**EXERCISE REQUIREMENTS**
The required lines are those that contain "this"; pull them out of the data and copy them.

[ENTRIES PROVIDED — start]

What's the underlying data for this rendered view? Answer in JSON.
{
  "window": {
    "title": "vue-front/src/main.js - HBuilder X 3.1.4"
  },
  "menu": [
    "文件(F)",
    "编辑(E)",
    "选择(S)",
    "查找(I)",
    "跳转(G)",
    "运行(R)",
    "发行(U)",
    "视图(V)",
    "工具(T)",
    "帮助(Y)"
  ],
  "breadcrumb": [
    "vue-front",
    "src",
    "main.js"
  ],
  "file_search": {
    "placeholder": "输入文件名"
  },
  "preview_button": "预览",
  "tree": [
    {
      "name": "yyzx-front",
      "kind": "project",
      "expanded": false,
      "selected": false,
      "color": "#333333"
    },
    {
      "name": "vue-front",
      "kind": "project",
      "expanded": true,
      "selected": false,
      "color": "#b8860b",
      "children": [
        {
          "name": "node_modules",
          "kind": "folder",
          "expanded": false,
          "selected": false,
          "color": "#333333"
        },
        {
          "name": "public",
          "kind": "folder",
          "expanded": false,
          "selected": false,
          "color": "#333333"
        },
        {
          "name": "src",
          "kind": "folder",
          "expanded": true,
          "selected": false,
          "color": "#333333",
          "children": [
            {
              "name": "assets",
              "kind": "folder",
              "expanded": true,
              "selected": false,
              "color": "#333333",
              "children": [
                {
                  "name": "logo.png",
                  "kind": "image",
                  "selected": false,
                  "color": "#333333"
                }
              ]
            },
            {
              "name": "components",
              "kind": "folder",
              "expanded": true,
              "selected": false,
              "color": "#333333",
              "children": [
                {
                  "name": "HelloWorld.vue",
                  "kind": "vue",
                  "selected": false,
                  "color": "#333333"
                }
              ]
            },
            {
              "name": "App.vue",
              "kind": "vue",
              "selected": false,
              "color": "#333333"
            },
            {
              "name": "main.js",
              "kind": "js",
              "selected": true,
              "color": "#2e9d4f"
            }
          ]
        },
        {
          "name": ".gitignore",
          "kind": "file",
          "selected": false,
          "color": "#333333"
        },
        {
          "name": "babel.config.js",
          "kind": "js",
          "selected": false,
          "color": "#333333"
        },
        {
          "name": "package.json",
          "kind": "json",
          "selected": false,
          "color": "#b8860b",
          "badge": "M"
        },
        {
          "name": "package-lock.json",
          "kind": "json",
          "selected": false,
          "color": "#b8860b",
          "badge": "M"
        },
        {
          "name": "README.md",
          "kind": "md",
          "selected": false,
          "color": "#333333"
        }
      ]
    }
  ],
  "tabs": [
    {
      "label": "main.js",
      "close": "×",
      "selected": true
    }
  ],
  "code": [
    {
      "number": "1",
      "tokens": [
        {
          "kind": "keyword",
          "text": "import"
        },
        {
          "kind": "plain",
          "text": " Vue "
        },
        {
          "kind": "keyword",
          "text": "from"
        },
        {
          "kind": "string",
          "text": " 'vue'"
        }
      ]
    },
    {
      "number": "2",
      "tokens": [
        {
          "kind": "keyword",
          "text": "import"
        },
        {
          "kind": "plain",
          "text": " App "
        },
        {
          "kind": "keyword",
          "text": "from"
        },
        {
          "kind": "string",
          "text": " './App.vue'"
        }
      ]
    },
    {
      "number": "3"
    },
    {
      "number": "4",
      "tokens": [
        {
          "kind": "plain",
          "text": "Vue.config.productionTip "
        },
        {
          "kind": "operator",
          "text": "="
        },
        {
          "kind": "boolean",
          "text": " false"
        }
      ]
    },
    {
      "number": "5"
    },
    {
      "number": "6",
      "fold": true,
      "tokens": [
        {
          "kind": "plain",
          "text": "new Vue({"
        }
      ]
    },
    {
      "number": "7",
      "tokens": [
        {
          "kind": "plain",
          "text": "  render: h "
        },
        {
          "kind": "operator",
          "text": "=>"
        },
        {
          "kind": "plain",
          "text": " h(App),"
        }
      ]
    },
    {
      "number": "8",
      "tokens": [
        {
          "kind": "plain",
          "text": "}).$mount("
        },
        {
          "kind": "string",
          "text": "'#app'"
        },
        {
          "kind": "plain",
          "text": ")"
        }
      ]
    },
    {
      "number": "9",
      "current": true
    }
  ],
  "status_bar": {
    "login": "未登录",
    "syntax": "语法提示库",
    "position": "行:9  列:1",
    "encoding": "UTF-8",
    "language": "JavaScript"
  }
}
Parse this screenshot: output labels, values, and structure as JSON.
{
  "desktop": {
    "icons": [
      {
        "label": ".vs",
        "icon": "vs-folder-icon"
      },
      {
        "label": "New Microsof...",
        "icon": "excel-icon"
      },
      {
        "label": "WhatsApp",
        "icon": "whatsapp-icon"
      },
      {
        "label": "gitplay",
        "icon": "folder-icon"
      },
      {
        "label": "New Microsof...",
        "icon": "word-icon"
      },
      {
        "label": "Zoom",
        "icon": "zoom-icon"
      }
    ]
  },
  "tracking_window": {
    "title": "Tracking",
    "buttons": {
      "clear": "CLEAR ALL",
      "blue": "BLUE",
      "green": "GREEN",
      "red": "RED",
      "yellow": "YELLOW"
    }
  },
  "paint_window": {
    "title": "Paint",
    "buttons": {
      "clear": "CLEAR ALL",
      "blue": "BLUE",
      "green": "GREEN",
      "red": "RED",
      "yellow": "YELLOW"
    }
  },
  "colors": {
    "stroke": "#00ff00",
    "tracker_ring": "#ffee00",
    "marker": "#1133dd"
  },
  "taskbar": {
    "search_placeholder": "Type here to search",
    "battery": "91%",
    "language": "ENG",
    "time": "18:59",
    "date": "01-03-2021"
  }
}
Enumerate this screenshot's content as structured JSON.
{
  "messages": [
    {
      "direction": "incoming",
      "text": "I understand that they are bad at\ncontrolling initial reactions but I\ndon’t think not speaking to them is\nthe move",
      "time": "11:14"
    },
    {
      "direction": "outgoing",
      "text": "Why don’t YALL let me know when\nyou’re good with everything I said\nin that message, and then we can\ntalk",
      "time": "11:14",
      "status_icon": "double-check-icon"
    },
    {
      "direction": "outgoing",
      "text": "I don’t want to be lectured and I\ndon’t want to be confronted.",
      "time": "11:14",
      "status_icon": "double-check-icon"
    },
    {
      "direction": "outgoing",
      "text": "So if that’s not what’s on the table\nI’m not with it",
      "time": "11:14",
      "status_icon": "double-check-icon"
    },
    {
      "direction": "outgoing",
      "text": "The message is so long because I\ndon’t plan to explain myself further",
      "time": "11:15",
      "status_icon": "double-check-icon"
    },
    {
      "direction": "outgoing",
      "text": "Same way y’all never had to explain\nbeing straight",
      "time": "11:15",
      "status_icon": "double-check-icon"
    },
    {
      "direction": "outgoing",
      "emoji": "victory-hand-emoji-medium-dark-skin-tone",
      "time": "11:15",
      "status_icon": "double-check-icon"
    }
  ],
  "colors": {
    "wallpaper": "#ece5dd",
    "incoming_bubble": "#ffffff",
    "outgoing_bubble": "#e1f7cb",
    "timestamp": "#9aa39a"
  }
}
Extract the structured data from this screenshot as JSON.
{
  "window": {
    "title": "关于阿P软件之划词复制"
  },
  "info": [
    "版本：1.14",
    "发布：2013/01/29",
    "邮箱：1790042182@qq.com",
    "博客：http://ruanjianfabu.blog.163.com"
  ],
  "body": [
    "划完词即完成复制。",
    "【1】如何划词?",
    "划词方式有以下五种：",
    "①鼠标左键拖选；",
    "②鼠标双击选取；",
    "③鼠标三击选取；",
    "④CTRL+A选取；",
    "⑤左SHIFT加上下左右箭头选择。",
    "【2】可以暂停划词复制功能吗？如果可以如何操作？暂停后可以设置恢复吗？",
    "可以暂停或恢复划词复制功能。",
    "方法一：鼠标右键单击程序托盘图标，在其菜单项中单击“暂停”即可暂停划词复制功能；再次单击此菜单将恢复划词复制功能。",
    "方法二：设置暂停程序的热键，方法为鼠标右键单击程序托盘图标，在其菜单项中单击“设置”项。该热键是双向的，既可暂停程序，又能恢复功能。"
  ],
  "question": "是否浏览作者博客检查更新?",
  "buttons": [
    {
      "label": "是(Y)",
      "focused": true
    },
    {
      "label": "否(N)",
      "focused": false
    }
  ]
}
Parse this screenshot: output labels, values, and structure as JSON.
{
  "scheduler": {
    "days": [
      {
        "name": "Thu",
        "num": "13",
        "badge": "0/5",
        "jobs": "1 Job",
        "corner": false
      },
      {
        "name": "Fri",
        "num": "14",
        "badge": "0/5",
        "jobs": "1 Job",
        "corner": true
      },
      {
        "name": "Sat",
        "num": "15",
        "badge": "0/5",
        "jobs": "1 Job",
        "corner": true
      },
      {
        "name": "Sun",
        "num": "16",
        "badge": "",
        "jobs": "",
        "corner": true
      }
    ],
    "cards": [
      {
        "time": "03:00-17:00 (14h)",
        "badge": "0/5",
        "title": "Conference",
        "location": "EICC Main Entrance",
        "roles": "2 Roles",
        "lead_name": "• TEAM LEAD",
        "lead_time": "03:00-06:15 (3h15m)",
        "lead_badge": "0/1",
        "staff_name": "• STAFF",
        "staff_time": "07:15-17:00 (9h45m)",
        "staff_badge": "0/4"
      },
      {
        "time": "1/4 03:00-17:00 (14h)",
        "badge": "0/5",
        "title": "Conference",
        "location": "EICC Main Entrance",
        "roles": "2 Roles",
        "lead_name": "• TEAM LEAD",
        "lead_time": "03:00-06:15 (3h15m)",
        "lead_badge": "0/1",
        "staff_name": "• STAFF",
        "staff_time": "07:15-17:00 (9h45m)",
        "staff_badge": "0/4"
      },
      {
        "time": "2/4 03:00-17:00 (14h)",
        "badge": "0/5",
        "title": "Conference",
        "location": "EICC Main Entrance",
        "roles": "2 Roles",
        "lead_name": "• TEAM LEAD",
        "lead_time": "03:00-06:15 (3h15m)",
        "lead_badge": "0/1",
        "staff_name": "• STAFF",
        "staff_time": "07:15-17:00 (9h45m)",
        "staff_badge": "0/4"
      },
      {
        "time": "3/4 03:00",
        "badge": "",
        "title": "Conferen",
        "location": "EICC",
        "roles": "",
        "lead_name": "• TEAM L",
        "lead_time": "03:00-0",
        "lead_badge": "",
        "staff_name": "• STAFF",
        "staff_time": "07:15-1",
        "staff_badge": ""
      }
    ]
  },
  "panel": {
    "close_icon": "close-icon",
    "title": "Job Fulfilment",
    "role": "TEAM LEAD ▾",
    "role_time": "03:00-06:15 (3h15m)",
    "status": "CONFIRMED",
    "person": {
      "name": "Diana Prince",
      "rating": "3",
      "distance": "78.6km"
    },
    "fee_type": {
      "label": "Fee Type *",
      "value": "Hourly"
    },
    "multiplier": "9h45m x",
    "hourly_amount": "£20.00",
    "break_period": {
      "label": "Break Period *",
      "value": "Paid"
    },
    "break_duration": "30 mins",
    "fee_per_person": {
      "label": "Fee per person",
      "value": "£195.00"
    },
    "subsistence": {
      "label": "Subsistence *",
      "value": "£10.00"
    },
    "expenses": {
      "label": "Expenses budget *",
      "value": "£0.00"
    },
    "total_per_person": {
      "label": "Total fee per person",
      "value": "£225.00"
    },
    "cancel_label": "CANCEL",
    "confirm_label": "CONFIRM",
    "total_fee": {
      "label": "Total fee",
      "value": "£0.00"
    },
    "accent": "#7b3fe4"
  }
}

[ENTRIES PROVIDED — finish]

**FINISHED EXERCISE**
What's the underlying data for this rendered view? Answer in JSON.
Parse this screenshot: output labels, values, and structure as JSON.
Enumerate this screenshot's content as structured JSON.
Extract the structured data from this screenshot as JSON.
Parse this screenshot: output labels, values, and structure as JSON.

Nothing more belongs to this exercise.